Similarly, profitability has in recent years generally been much higher in the financial sector, and there is little reason to believe that bank and insurance profits are a major driver of business investment in the real economy. Higher taxation of excess corporate profits in these sectors could raise additional revenues at little cost in terms of lower real investment.
Further, it has to be underscored that the corporate income tax system is itself designed to tax profits retained within the corporation or paid out to shareholders, as opposed to profits which are put to productive use. Taxes apply only to profits as opposed to assets now that capital taxes have been scrapped. They do not apply to companies with losses, and losses can be carried forward. Rates of return on capital are thus lowered for very profitable companies, but not by much for those making modest profits. And there are generous depreciation rates for new capital investments, so rates of return on capital are not lowered very much for companies which re-invest a large share of their profits.

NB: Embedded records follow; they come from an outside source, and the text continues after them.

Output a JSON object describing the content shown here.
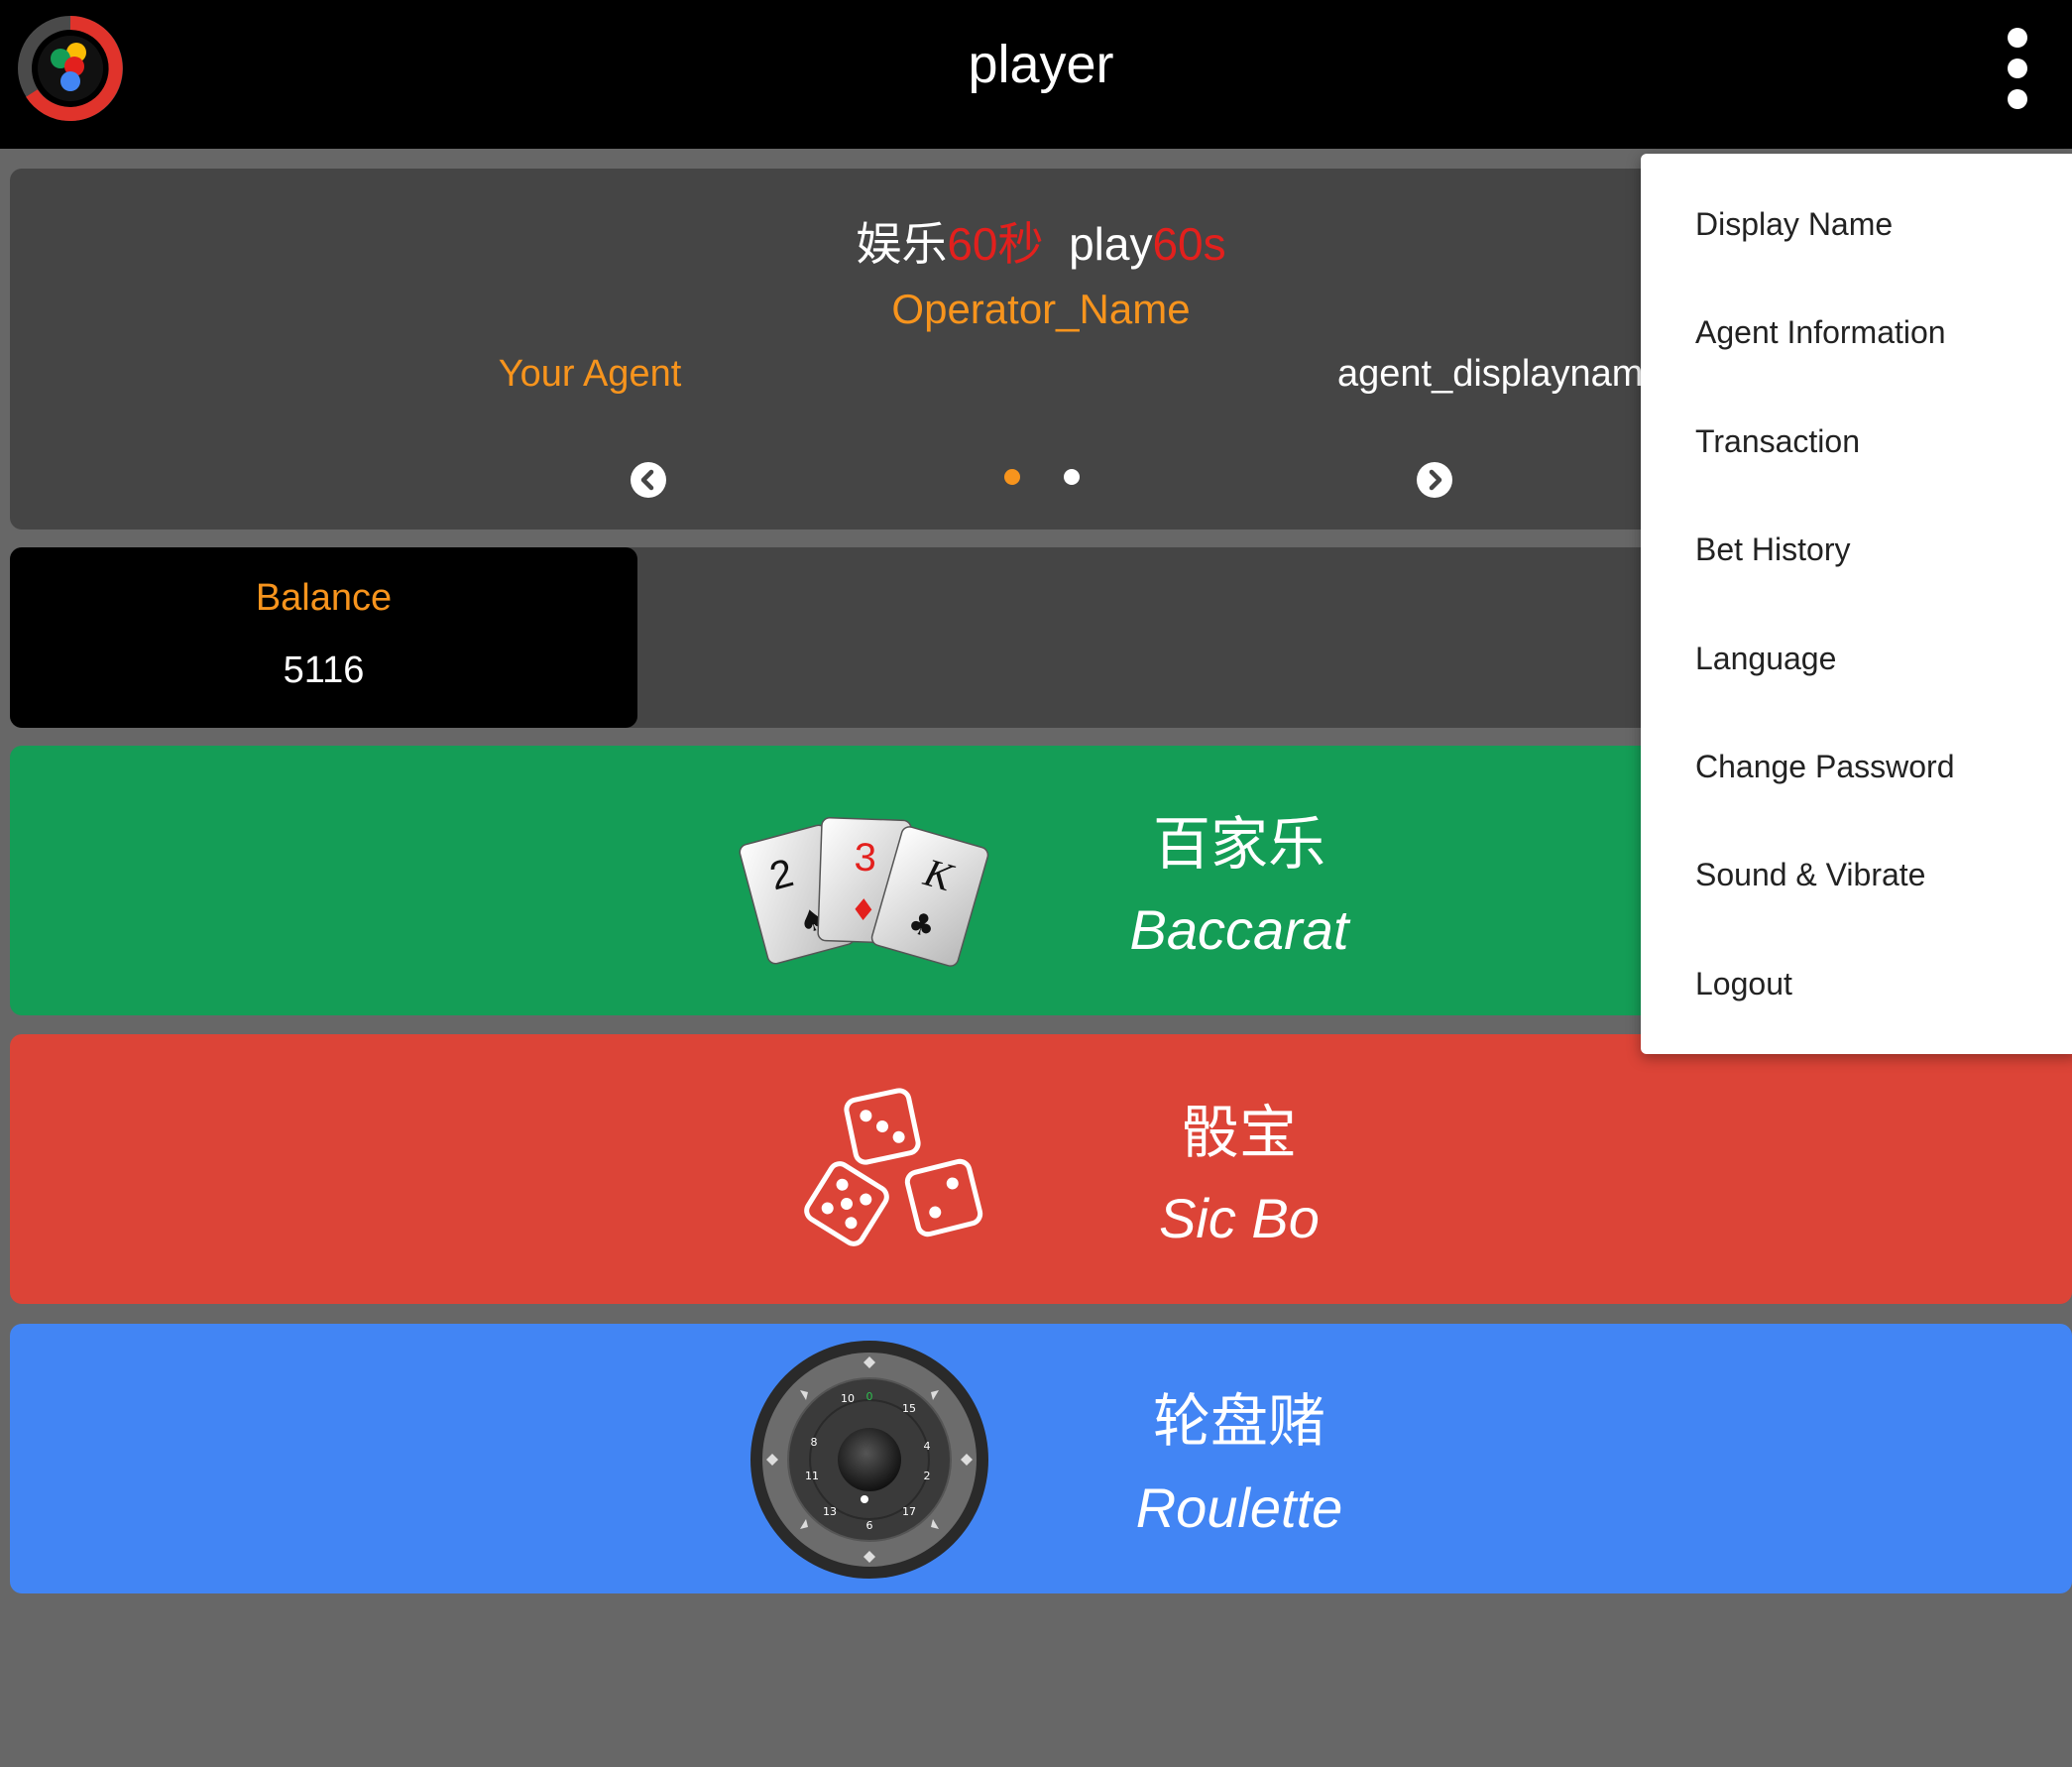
{
  "header": {
    "title": "player"
  },
  "banner": {
    "brand_cn_prefix": "娱乐",
    "brand_cn_accent": "60秒",
    "brand_en_prefix": "play",
    "brand_en_accent": "60s",
    "operator_name": "Operator_Name",
    "agent_label": "Your Agent",
    "agent_value": "agent_displayname",
    "carousel": {
      "slide_count": 2,
      "active_index": 0,
      "active_color": "#f7941d",
      "inactive_color": "#ffffff"
    }
  },
  "balance": {
    "label": "Balance",
    "value": "5116"
  },
  "games": [
    {
      "name_cn": "百家乐",
      "name_en": "Baccarat",
      "color": "#149d56",
      "icon": "playing-cards-icon",
      "cards": [
        "2",
        "3",
        "K"
      ]
    },
    {
      "name_cn": "骰宝",
      "name_en": "Sic Bo",
      "color": "#dc4437",
      "icon": "dice-icon"
    },
    {
      "name_cn": "轮盘赌",
      "name_en": "Roulette",
      "color": "#4285f4",
      "icon": "roulette-wheel-icon",
      "wheel_numbers": [
        "0",
        "15",
        "4",
        "2",
        "17",
        "6",
        "13",
        "11",
        "8",
        "10"
      ]
    }
  ],
  "menu": {
    "items": [
      {
        "label": "Display Name"
      },
      {
        "label": "Agent Information"
      },
      {
        "label": "Transaction"
      },
      {
        "label": "Bet History"
      },
      {
        "label": "Language"
      },
      {
        "label": "Change Password"
      },
      {
        "label": "Sound & Vibrate"
      },
      {
        "label": "Logout"
      }
    ]
  },
  "colors": {
    "orange_accent": "#f7941d",
    "red_accent": "#e3201d",
    "panel_gray": "#454545",
    "background_gray": "#676767"
  }
}
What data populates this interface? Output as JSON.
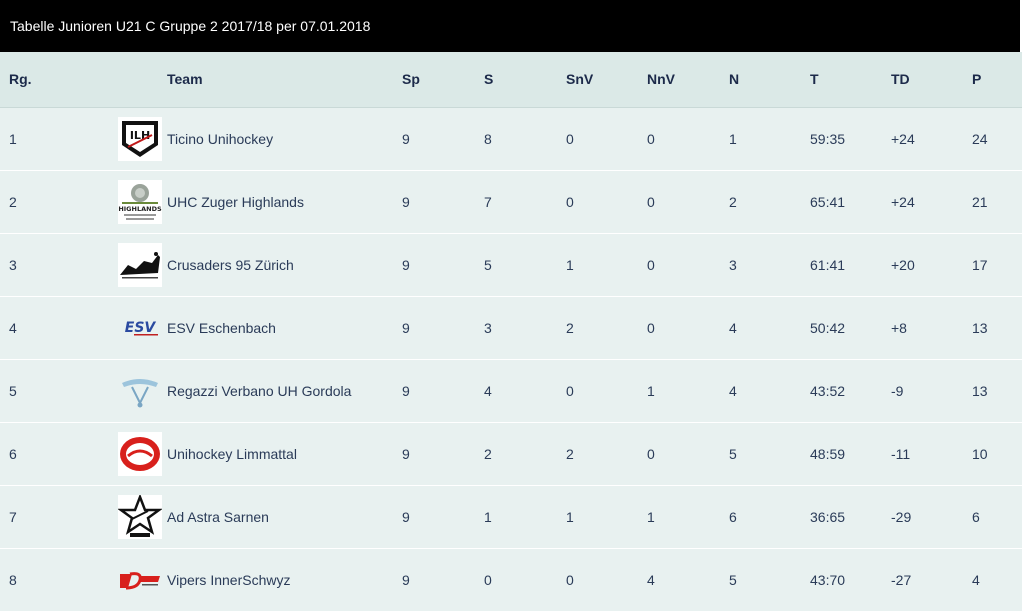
{
  "title": "Tabelle Junioren U21 C Gruppe 2 2017/18 per 07.01.2018",
  "columns": {
    "rank": "Rg.",
    "team": "Team",
    "sp": "Sp",
    "s": "S",
    "snv": "SnV",
    "nnv": "NnV",
    "n": "N",
    "t": "T",
    "td": "TD",
    "p": "P"
  },
  "rows": [
    {
      "rank": "1",
      "team": "Ticino Unihockey",
      "logo": "ticino-unihockey-logo-icon",
      "sp": "9",
      "s": "8",
      "snv": "0",
      "nnv": "0",
      "n": "1",
      "t": "59:35",
      "td": "+24",
      "p": "24"
    },
    {
      "rank": "2",
      "team": "UHC Zuger Highlands",
      "logo": "zuger-highlands-logo-icon",
      "logo_text": "HIGHLANDS",
      "sp": "9",
      "s": "7",
      "snv": "0",
      "nnv": "0",
      "n": "2",
      "t": "65:41",
      "td": "+24",
      "p": "21"
    },
    {
      "rank": "3",
      "team": "Crusaders 95 Zürich",
      "logo": "crusaders-logo-icon",
      "sp": "9",
      "s": "5",
      "snv": "1",
      "nnv": "0",
      "n": "3",
      "t": "61:41",
      "td": "+20",
      "p": "17"
    },
    {
      "rank": "4",
      "team": "ESV Eschenbach",
      "logo": "esv-eschenbach-logo-icon",
      "logo_text": "ESV",
      "sp": "9",
      "s": "3",
      "snv": "2",
      "nnv": "0",
      "n": "4",
      "t": "50:42",
      "td": "+8",
      "p": "13"
    },
    {
      "rank": "5",
      "team": "Regazzi Verbano UH Gordola",
      "logo": "regazzi-verbano-logo-icon",
      "sp": "9",
      "s": "4",
      "snv": "0",
      "nnv": "1",
      "n": "4",
      "t": "43:52",
      "td": "-9",
      "p": "13"
    },
    {
      "rank": "6",
      "team": "Unihockey Limmattal",
      "logo": "unihockey-limmattal-logo-icon",
      "sp": "9",
      "s": "2",
      "snv": "2",
      "nnv": "0",
      "n": "5",
      "t": "48:59",
      "td": "-11",
      "p": "10"
    },
    {
      "rank": "7",
      "team": "Ad Astra Sarnen",
      "logo": "ad-astra-sarnen-logo-icon",
      "sp": "9",
      "s": "1",
      "snv": "1",
      "nnv": "1",
      "n": "6",
      "t": "36:65",
      "td": "-29",
      "p": "6"
    },
    {
      "rank": "8",
      "team": "Vipers InnerSchwyz",
      "logo": "vipers-innerschwyz-logo-icon",
      "sp": "9",
      "s": "0",
      "snv": "0",
      "nnv": "4",
      "n": "5",
      "t": "43:70",
      "td": "-27",
      "p": "4"
    }
  ],
  "colors": {
    "titlebar_bg": "#000000",
    "header_bg": "#dbe9e7",
    "row_bg": "#e8f1f0",
    "text": "#2a3b58"
  }
}
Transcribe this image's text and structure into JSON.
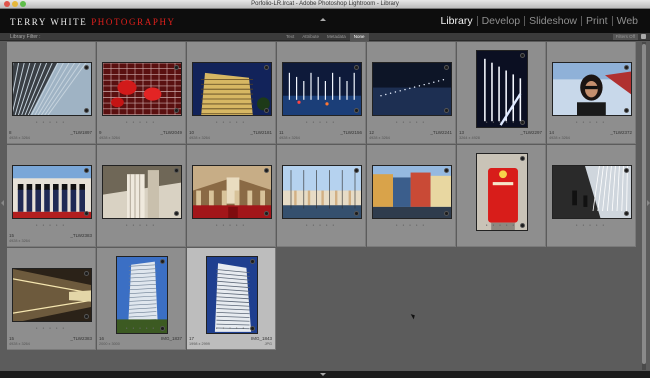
{
  "window": {
    "title": "Porfolio-LR.lrcat - Adobe Photoshop Lightroom - Library"
  },
  "identity": {
    "part1": "TERRY WHITE",
    "part2": " PHOTOGRAPHY"
  },
  "modules": [
    {
      "label": "Library",
      "active": true
    },
    {
      "label": "Develop",
      "active": false
    },
    {
      "label": "Slideshow",
      "active": false
    },
    {
      "label": "Print",
      "active": false
    },
    {
      "label": "Web",
      "active": false
    }
  ],
  "filter": {
    "title": "Library Filter :",
    "tabs": [
      "Text",
      "Attribute",
      "Metadata",
      "None"
    ],
    "active_tab": "None",
    "filters_off": "Filters Off"
  },
  "grid": {
    "rows": [
      [
        {
          "num": "8",
          "file": "_TLW1897",
          "dims": "4928 x 3264",
          "ext": "",
          "thumb": "tower-glass",
          "orient": "land"
        },
        {
          "num": "9",
          "file": "_TLW2049",
          "dims": "4928 x 3264",
          "ext": "",
          "thumb": "lanterns",
          "orient": "land"
        },
        {
          "num": "10",
          "file": "_TLW2181",
          "dims": "4928 x 3264",
          "ext": "",
          "thumb": "night-building",
          "orient": "land"
        },
        {
          "num": "11",
          "file": "_TLW2156",
          "dims": "4928 x 3264",
          "ext": "",
          "thumb": "fountain-lights",
          "orient": "land"
        },
        {
          "num": "12",
          "file": "_TLW2241",
          "dims": "4928 x 3264",
          "ext": "",
          "thumb": "dark-water",
          "orient": "land"
        },
        {
          "num": "13",
          "file": "_TLW2297",
          "dims": "3264 x 4928",
          "ext": "",
          "thumb": "fountain-vertical",
          "orient": "port"
        },
        {
          "num": "14",
          "file": "_TLW2372",
          "dims": "4928 x 3264",
          "ext": "",
          "thumb": "portrait-woman",
          "orient": "land"
        }
      ],
      [
        {
          "num": "15",
          "file": "_TLW2383",
          "dims": "4928 x 3264",
          "ext": "",
          "thumb": "guards",
          "orient": "land"
        },
        {
          "num": "",
          "file": "",
          "dims": "",
          "ext": "",
          "thumb": "columns",
          "orient": "land"
        },
        {
          "num": "",
          "file": "",
          "dims": "",
          "ext": "",
          "thumb": "church",
          "orient": "land"
        },
        {
          "num": "",
          "file": "",
          "dims": "",
          "ext": "",
          "thumb": "harbor",
          "orient": "land"
        },
        {
          "num": "",
          "file": "",
          "dims": "",
          "ext": "",
          "thumb": "houses",
          "orient": "land"
        },
        {
          "num": "",
          "file": "",
          "dims": "",
          "ext": "",
          "thumb": "postbox",
          "orient": "port"
        },
        {
          "num": "",
          "file": "",
          "dims": "",
          "ext": "",
          "thumb": "fountain-kids",
          "orient": "land"
        }
      ],
      [
        {
          "num": "15",
          "file": "_TLW2383",
          "dims": "4928 x 3264",
          "ext": "",
          "thumb": "tunnel",
          "orient": "land"
        },
        {
          "num": "16",
          "file": "IMG_1837",
          "dims": "2000 x 3000",
          "ext": "",
          "thumb": "twisted-tower",
          "orient": "port"
        },
        {
          "num": "17",
          "file": "IMG_1843",
          "dims": "1998 x 2999",
          "ext": "JPG",
          "thumb": "turning-torso",
          "orient": "port",
          "selected": true
        }
      ]
    ]
  },
  "colors": {
    "accent_red": "#e0201c",
    "grid_bg": "#5c5c5c",
    "cell_bg": "#8e8e8e",
    "cell_selected": "#bdbdbd"
  }
}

Put simply, taxing corporate profits amounts to squeezing, but not harming ,let alone killing, the goose that lays the golden eggs. There is scope for taxing corporate profits without squeezing real investment and GDP growth. And we could greatly improve any trade-off between revenue generation and impacts on investment by increasing the tax rate on excess profits while improving tax measures in support of real investment, such as refundable tax credits for investment in machinery and equipment. (Jayson Myers has championed investment tax credits in the past.)
One last point – I am skeptical as to whether there is a very close correlation between rates of return on capital and the level of business investment. As progressive economists have been noting for some time, high profitability in corporate Canada has not been accompanied by a very impressive investment record.
The Chart below shows return on equity(profit less extraordinary gains as a percentage of equity) , and non residential business investment as a share of nominal GDP, from 1988. (Data from the Canadian Economic Observer Historical Statistical Supplement. Table 7 and Table 38.) As can be seen, there are similarities in the movements of the two series. But there has been an upward trend in return on equity, while there has been no trend increase in business investment.
- Don’t Privatize ISC (May 16th, 2013)
- Provincial Corporate Taxes: A 12% Floor? (April 23rd, 2013)
- Fairness by design: a framework for tax reform in Canada (February 14th, 2013)
- Effective Corporate Tax Rate Falling (October 18th, 2012)
- Do Corporate Tax Cuts Really Pay For Themselves? (September 13th, 2012)